EXERCISE DIRECTIONS -> For the entries that follow, report how many lines include the word "JSON" and add nothing.

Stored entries

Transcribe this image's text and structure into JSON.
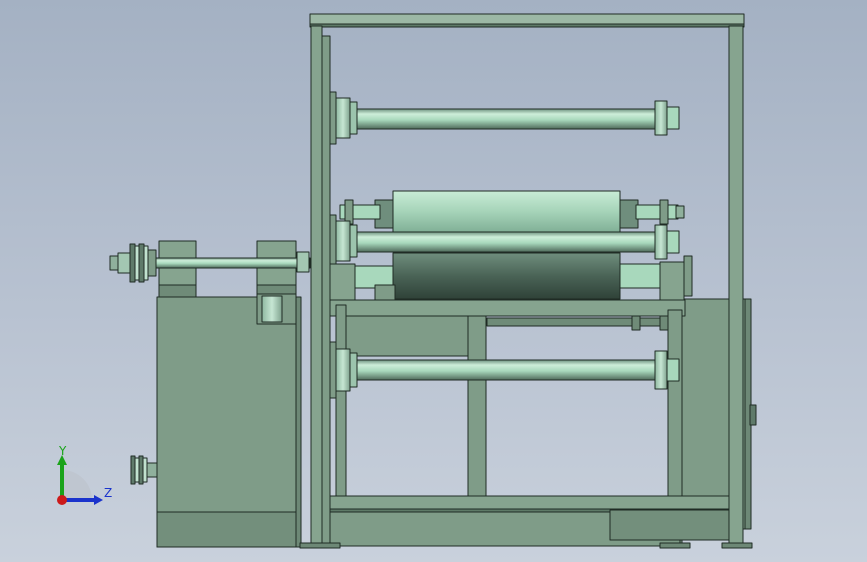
{
  "scene": {
    "name": "slitting-rewinding-machine-side-view"
  },
  "triad": {
    "y_label": "Y",
    "z_label": "Z",
    "colors": {
      "y": "#1aa31a",
      "z": "#1a33cc",
      "x": "#cc1a1a"
    }
  },
  "palette": {
    "body": "#7f9c88",
    "body_dark": "#5e7a67",
    "roller": "#a8d8bc",
    "roller_light": "#cdeed9",
    "roller_dark": "#4f6b5b",
    "outline": "#1f2b24"
  }
}
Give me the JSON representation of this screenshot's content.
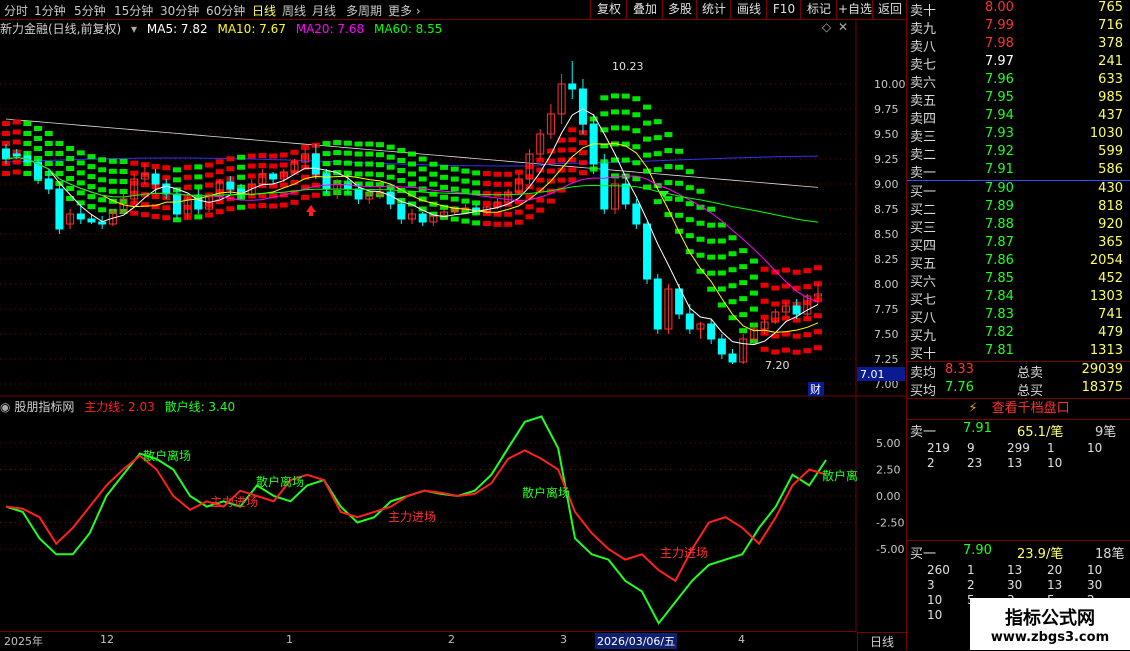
{
  "toolbar": {
    "periods": [
      "分时",
      "1分钟",
      "5分钟",
      "15分钟",
      "30分钟",
      "60分钟",
      "日线",
      "周线",
      "月线",
      "多周期",
      "更多"
    ],
    "active": "日线",
    "right_buttons": [
      "复权",
      "叠加",
      "多股",
      "统计",
      "画线",
      "F10",
      "标记",
      "+自选",
      "返回"
    ]
  },
  "title": {
    "stock": "新力金融(日线,前复权)",
    "ma5": "MA5: 7.82",
    "ma10": "MA10: 7.67",
    "ma20": "MA20: 7.68",
    "ma60": "MA60: 8.55"
  },
  "colors": {
    "up": "#ff3232",
    "down": "#00ffff",
    "ma5": "#ffffff",
    "ma10": "#ffff00",
    "ma20": "#ff00ff",
    "ma60": "#00ff00",
    "grid": "#7a0000",
    "line_main": "#ff2020",
    "line_retail": "#20ff20",
    "ribbon_green": "#00ff00",
    "ribbon_red": "#ff0000"
  },
  "price_axis": {
    "ticks": [
      "10.00",
      "9.75",
      "9.50",
      "9.25",
      "9.00",
      "8.75",
      "8.50",
      "8.25",
      "8.00",
      "7.75",
      "7.50",
      "7.25",
      "7.00"
    ],
    "current": "7.01"
  },
  "annotations": {
    "high": "10.23",
    "low": "7.20",
    "cai": "财"
  },
  "indicator": {
    "title": "股朋指标网",
    "main_label": "主力线: 2.03",
    "retail_label": "散户线: 3.40",
    "ticks": [
      "5.00",
      "2.50",
      "0.00",
      "-2.50",
      "-5.00"
    ],
    "labels": [
      {
        "text": "散户离场"
      },
      {
        "text": "主力进场"
      },
      {
        "text": "散户离场"
      },
      {
        "text": "主力进场"
      },
      {
        "text": "散户离场"
      },
      {
        "text": "主力进场"
      },
      {
        "text": "散户离"
      }
    ]
  },
  "xaxis": {
    "labels": [
      "2025年",
      "12",
      "1",
      "2",
      "3",
      "2026/03/06/五",
      "4"
    ],
    "period": "日线"
  },
  "orderbook": {
    "asks": [
      {
        "label": "卖十",
        "price": "8.00",
        "vol": "765"
      },
      {
        "label": "卖九",
        "price": "7.99",
        "vol": "716"
      },
      {
        "label": "卖八",
        "price": "7.98",
        "vol": "378"
      },
      {
        "label": "卖七",
        "price": "7.97",
        "vol": "241"
      },
      {
        "label": "卖六",
        "price": "7.96",
        "vol": "633"
      },
      {
        "label": "卖五",
        "price": "7.95",
        "vol": "985"
      },
      {
        "label": "卖四",
        "price": "7.94",
        "vol": "437"
      },
      {
        "label": "卖三",
        "price": "7.93",
        "vol": "1030"
      },
      {
        "label": "卖二",
        "price": "7.92",
        "vol": "599"
      },
      {
        "label": "卖一",
        "price": "7.91",
        "vol": "586"
      }
    ],
    "bids": [
      {
        "label": "买一",
        "price": "7.90",
        "vol": "430"
      },
      {
        "label": "买二",
        "price": "7.89",
        "vol": "818"
      },
      {
        "label": "买三",
        "price": "7.88",
        "vol": "920"
      },
      {
        "label": "买四",
        "price": "7.87",
        "vol": "365"
      },
      {
        "label": "买五",
        "price": "7.86",
        "vol": "2054"
      },
      {
        "label": "买六",
        "price": "7.85",
        "vol": "452"
      },
      {
        "label": "买七",
        "price": "7.84",
        "vol": "1303"
      },
      {
        "label": "买八",
        "price": "7.83",
        "vol": "741"
      },
      {
        "label": "买九",
        "price": "7.82",
        "vol": "479"
      },
      {
        "label": "买十",
        "price": "7.81",
        "vol": "1313"
      }
    ],
    "avg_sell": {
      "label": "卖均",
      "price": "8.33",
      "total_label": "总卖",
      "total": "29039"
    },
    "avg_buy": {
      "label": "买均",
      "price": "7.76",
      "total_label": "总买",
      "total": "18375"
    },
    "view_button": "查看千档盘口",
    "sell1_summary": {
      "label": "卖一",
      "price": "7.91",
      "per": "65.1/笔",
      "count": "9笔"
    },
    "sell1_orders": [
      "219",
      "9",
      "299",
      "1",
      "10",
      "2",
      "23",
      "13",
      "10"
    ],
    "buy1_summary": {
      "label": "买一",
      "price": "7.90",
      "per": "23.9/笔",
      "count": "18笔"
    },
    "buy1_orders": [
      "260",
      "1",
      "13",
      "20",
      "10",
      "3",
      "2",
      "30",
      "13",
      "30",
      "10",
      "5",
      "3",
      "5",
      "2",
      "10"
    ]
  },
  "watermark": {
    "line1": "指标公式网",
    "line2": "www.zbgs3.com"
  },
  "chart_data": {
    "type": "candlestick",
    "title": "新力金融(日线,前复权)",
    "ylim": [
      7.0,
      10.3
    ],
    "candles": [
      [
        9.35,
        9.4,
        9.25,
        9.2
      ],
      [
        9.3,
        9.35,
        9.28,
        9.25
      ],
      [
        9.28,
        9.32,
        9.22,
        9.18
      ],
      [
        9.22,
        9.25,
        9.05,
        9.0
      ],
      [
        9.05,
        9.15,
        8.95,
        8.9
      ],
      [
        8.95,
        9.0,
        8.55,
        8.5
      ],
      [
        8.6,
        8.75,
        8.7,
        8.55
      ],
      [
        8.7,
        8.8,
        8.65,
        8.6
      ],
      [
        8.65,
        8.7,
        8.62,
        8.6
      ],
      [
        8.62,
        8.68,
        8.6,
        8.55
      ],
      [
        8.6,
        8.75,
        8.72,
        8.58
      ],
      [
        8.72,
        8.9,
        8.85,
        8.7
      ],
      [
        8.85,
        9.1,
        9.05,
        8.8
      ],
      [
        9.05,
        9.2,
        9.1,
        9.0
      ],
      [
        9.1,
        9.15,
        9.0,
        8.9
      ],
      [
        9.0,
        9.05,
        8.9,
        8.85
      ],
      [
        8.9,
        8.95,
        8.7,
        8.65
      ],
      [
        8.7,
        8.9,
        8.85,
        8.65
      ],
      [
        8.85,
        8.95,
        8.75,
        8.7
      ],
      [
        8.75,
        8.9,
        8.88,
        8.72
      ],
      [
        8.88,
        9.05,
        9.02,
        8.85
      ],
      [
        9.02,
        9.08,
        8.95,
        8.9
      ],
      [
        8.95,
        9.0,
        8.9,
        8.85
      ],
      [
        8.9,
        9.05,
        9.0,
        8.88
      ],
      [
        9.0,
        9.15,
        9.1,
        8.98
      ],
      [
        9.1,
        9.12,
        9.05,
        9.0
      ],
      [
        9.05,
        9.15,
        9.12,
        9.02
      ],
      [
        9.12,
        9.25,
        9.22,
        9.1
      ],
      [
        9.22,
        9.35,
        9.3,
        9.15
      ],
      [
        9.3,
        9.4,
        9.1,
        9.05
      ],
      [
        9.1,
        9.15,
        8.95,
        8.9
      ],
      [
        8.95,
        9.05,
        9.0,
        8.85
      ],
      [
        9.0,
        9.1,
        8.95,
        8.9
      ],
      [
        8.95,
        9.0,
        8.85,
        8.8
      ],
      [
        8.85,
        8.95,
        8.9,
        8.8
      ],
      [
        8.9,
        9.0,
        8.92,
        8.85
      ],
      [
        8.92,
        8.95,
        8.8,
        8.75
      ],
      [
        8.8,
        8.85,
        8.65,
        8.6
      ],
      [
        8.65,
        8.75,
        8.7,
        8.6
      ],
      [
        8.7,
        8.72,
        8.62,
        8.58
      ],
      [
        8.62,
        8.7,
        8.68,
        8.58
      ],
      [
        8.68,
        8.75,
        8.72,
        8.65
      ],
      [
        8.72,
        8.78,
        8.74,
        8.7
      ],
      [
        8.74,
        8.8,
        8.76,
        8.72
      ],
      [
        8.76,
        8.8,
        8.73,
        8.7
      ],
      [
        8.73,
        8.78,
        8.77,
        8.7
      ],
      [
        8.77,
        8.85,
        8.82,
        8.75
      ],
      [
        8.82,
        8.95,
        8.92,
        8.8
      ],
      [
        8.92,
        9.1,
        9.05,
        8.9
      ],
      [
        9.05,
        9.35,
        9.3,
        9.0
      ],
      [
        9.3,
        9.55,
        9.5,
        9.25
      ],
      [
        9.5,
        9.8,
        9.7,
        9.45
      ],
      [
        9.7,
        10.1,
        10.0,
        9.6
      ],
      [
        10.0,
        10.23,
        9.95,
        9.85
      ],
      [
        9.95,
        10.05,
        9.6,
        9.5
      ],
      [
        9.6,
        9.7,
        9.2,
        9.1
      ],
      [
        9.2,
        9.3,
        8.75,
        8.7
      ],
      [
        8.75,
        9.05,
        9.0,
        8.7
      ],
      [
        9.0,
        9.1,
        8.8,
        8.75
      ],
      [
        8.8,
        8.85,
        8.6,
        8.55
      ],
      [
        8.6,
        8.62,
        8.05,
        8.0
      ],
      [
        8.05,
        8.1,
        7.55,
        7.5
      ],
      [
        7.55,
        8.0,
        7.95,
        7.5
      ],
      [
        7.95,
        8.0,
        7.7,
        7.65
      ],
      [
        7.7,
        7.8,
        7.55,
        7.5
      ],
      [
        7.55,
        7.62,
        7.6,
        7.45
      ],
      [
        7.6,
        7.65,
        7.45,
        7.4
      ],
      [
        7.45,
        7.5,
        7.3,
        7.25
      ],
      [
        7.3,
        7.35,
        7.22,
        7.2
      ],
      [
        7.22,
        7.5,
        7.45,
        7.2
      ],
      [
        7.45,
        7.6,
        7.55,
        7.4
      ],
      [
        7.55,
        7.65,
        7.62,
        7.5
      ],
      [
        7.62,
        7.75,
        7.72,
        7.6
      ],
      [
        7.72,
        7.82,
        7.78,
        7.68
      ],
      [
        7.78,
        7.85,
        7.7,
        7.65
      ],
      [
        7.7,
        7.9,
        7.88,
        7.68
      ],
      [
        7.88,
        8.0,
        7.9,
        7.8
      ]
    ]
  }
}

TASK RESPONSE -> 2